◆ Data for this exercise
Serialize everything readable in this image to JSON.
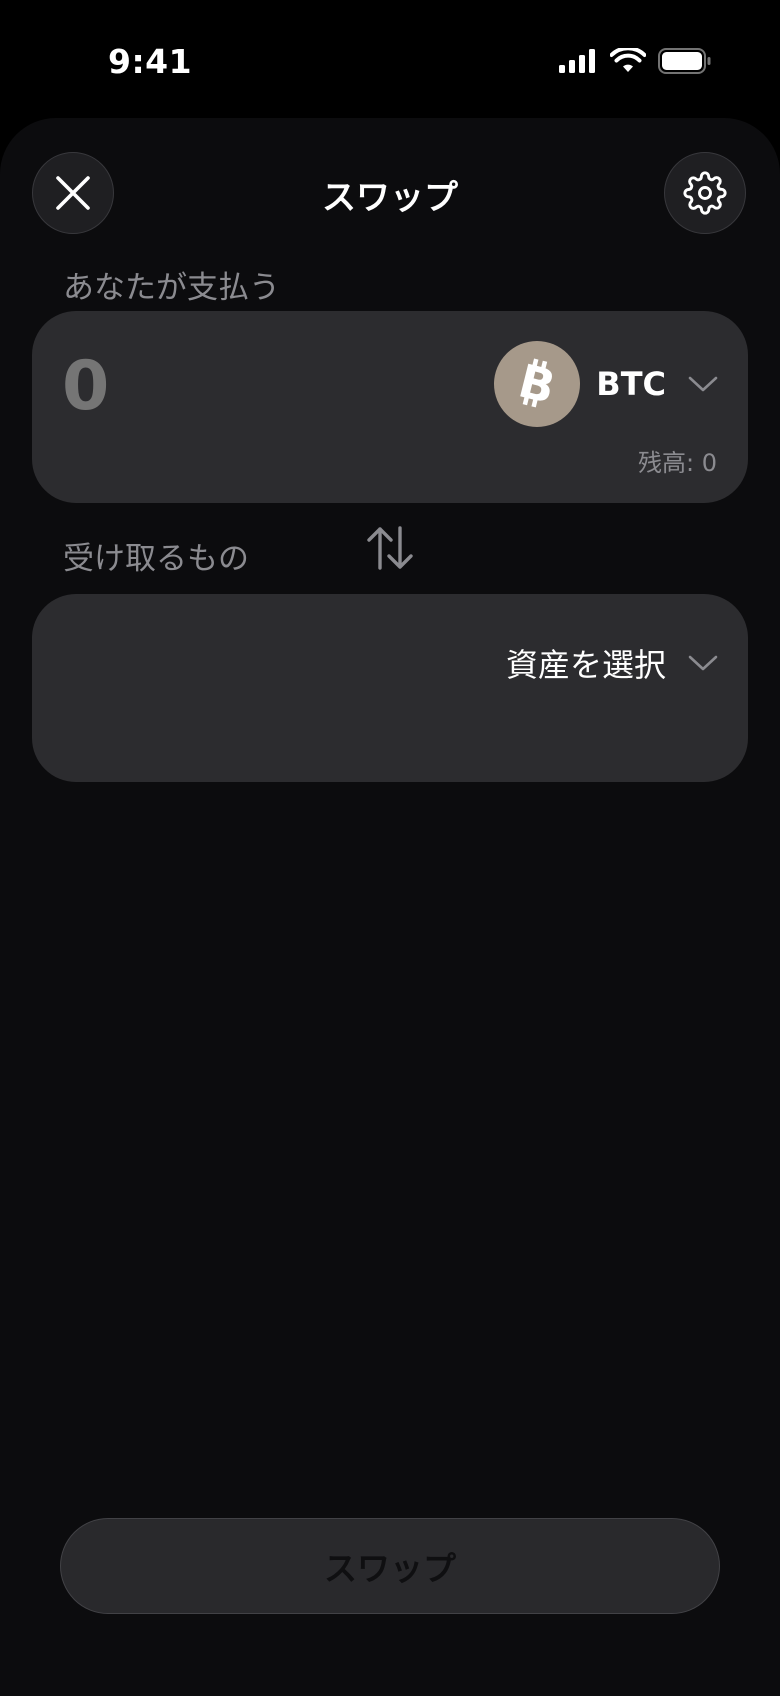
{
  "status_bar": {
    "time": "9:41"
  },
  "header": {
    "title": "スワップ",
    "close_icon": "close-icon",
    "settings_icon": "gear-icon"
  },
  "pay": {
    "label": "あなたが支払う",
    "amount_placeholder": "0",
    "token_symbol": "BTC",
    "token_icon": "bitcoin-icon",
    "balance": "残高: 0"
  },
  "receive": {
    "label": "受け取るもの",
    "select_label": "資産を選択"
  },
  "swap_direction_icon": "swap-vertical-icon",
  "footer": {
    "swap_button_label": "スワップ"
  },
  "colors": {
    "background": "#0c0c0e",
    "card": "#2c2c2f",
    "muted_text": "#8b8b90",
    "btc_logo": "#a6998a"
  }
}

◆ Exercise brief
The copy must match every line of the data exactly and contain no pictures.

◆ Written response
Serialize everything readable in this image to JSON.
{
  "status_bar": {
    "time": "9:41"
  },
  "header": {
    "title": "スワップ",
    "close_icon": "close-icon",
    "settings_icon": "gear-icon"
  },
  "pay": {
    "label": "あなたが支払う",
    "amount_placeholder": "0",
    "token_symbol": "BTC",
    "token_icon": "bitcoin-icon",
    "balance": "残高: 0"
  },
  "receive": {
    "label": "受け取るもの",
    "select_label": "資産を選択"
  },
  "swap_direction_icon": "swap-vertical-icon",
  "footer": {
    "swap_button_label": "スワップ"
  },
  "colors": {
    "background": "#0c0c0e",
    "card": "#2c2c2f",
    "muted_text": "#8b8b90",
    "btc_logo": "#a6998a"
  }
}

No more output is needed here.